WHAT IS EXPECTED
Go line by line through the records below. Copy whichever lines contain the string "Project".

** RECORDS SHOWN follows **

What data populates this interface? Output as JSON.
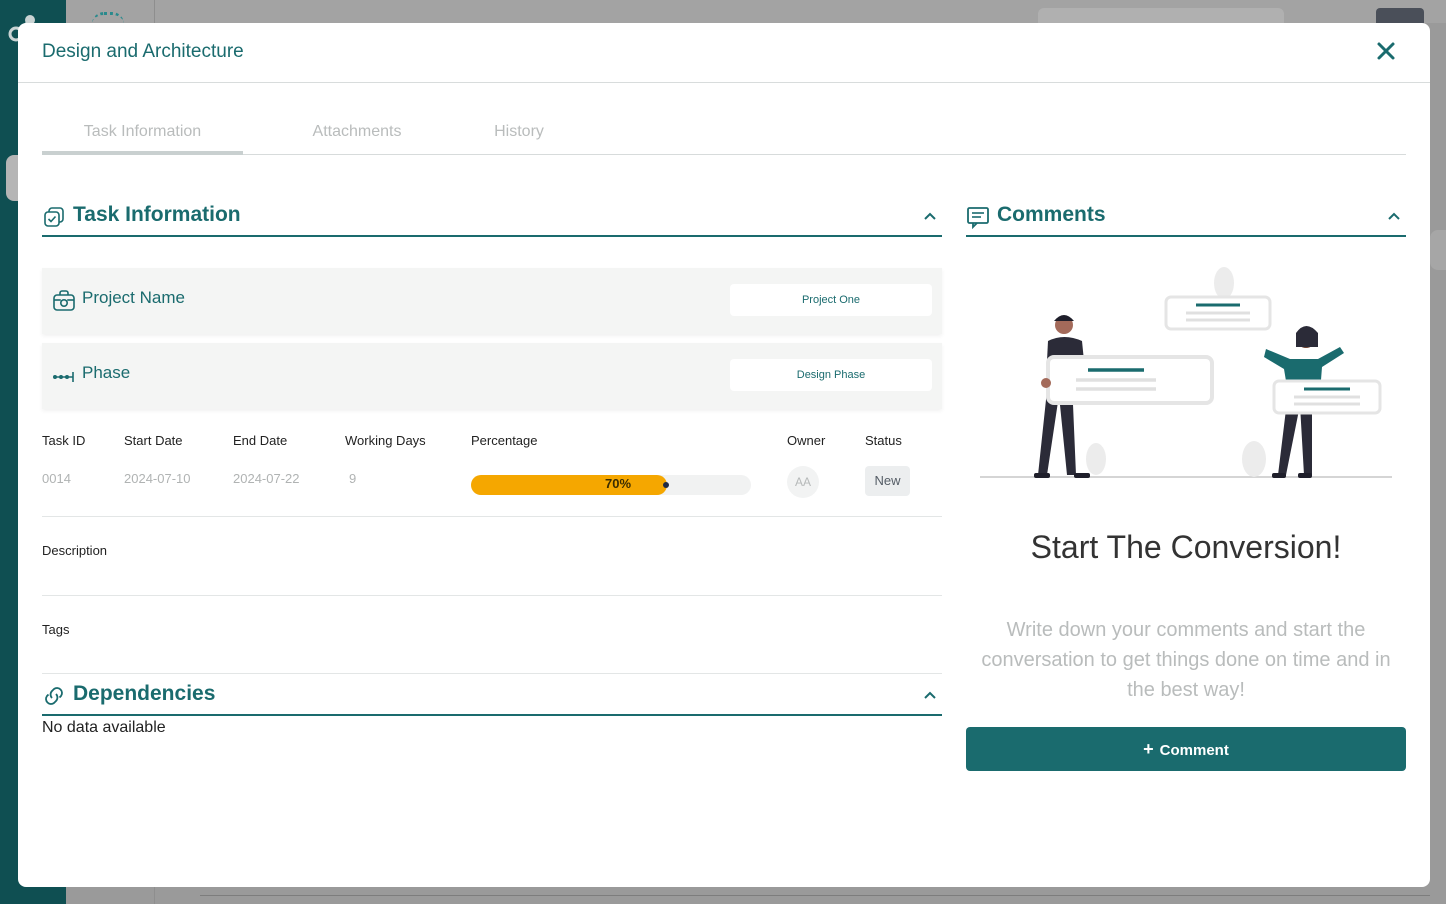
{
  "modal": {
    "title": "Design and Architecture",
    "close_icon": "close-icon"
  },
  "tabs": [
    {
      "label": "Task Information",
      "active": true
    },
    {
      "label": "Attachments",
      "active": false
    },
    {
      "label": "History",
      "active": false
    }
  ],
  "task_info": {
    "section_title": "Task Information",
    "project_label": "Project Name",
    "project_value": "Project One",
    "phase_label": "Phase",
    "phase_value": "Design Phase",
    "columns": {
      "task_id": "Task ID",
      "start_date": "Start Date",
      "end_date": "End Date",
      "working_days": "Working Days",
      "percentage": "Percentage",
      "owner": "Owner",
      "status": "Status"
    },
    "values": {
      "task_id": "0014",
      "start_date": "2024-07-10",
      "end_date": "2024-07-22",
      "working_days": "9",
      "percentage_text": "70%",
      "percentage_value": 0.7,
      "owner_initials": "AA",
      "status": "New"
    },
    "description_label": "Description",
    "tags_label": "Tags"
  },
  "dependencies": {
    "section_title": "Dependencies",
    "empty_text": "No data available"
  },
  "comments": {
    "section_title": "Comments",
    "empty_title": "Start The Conversion!",
    "empty_text": "Write down your comments and start the conversation to get things done on time and in the best way!",
    "button_label": "Comment"
  },
  "colors": {
    "accent": "#1a6b6e",
    "progress": "#f5a700"
  }
}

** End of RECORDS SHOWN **

RESPONSE BOX
    "project_label": "Project Name",
    "project_value": "Project One",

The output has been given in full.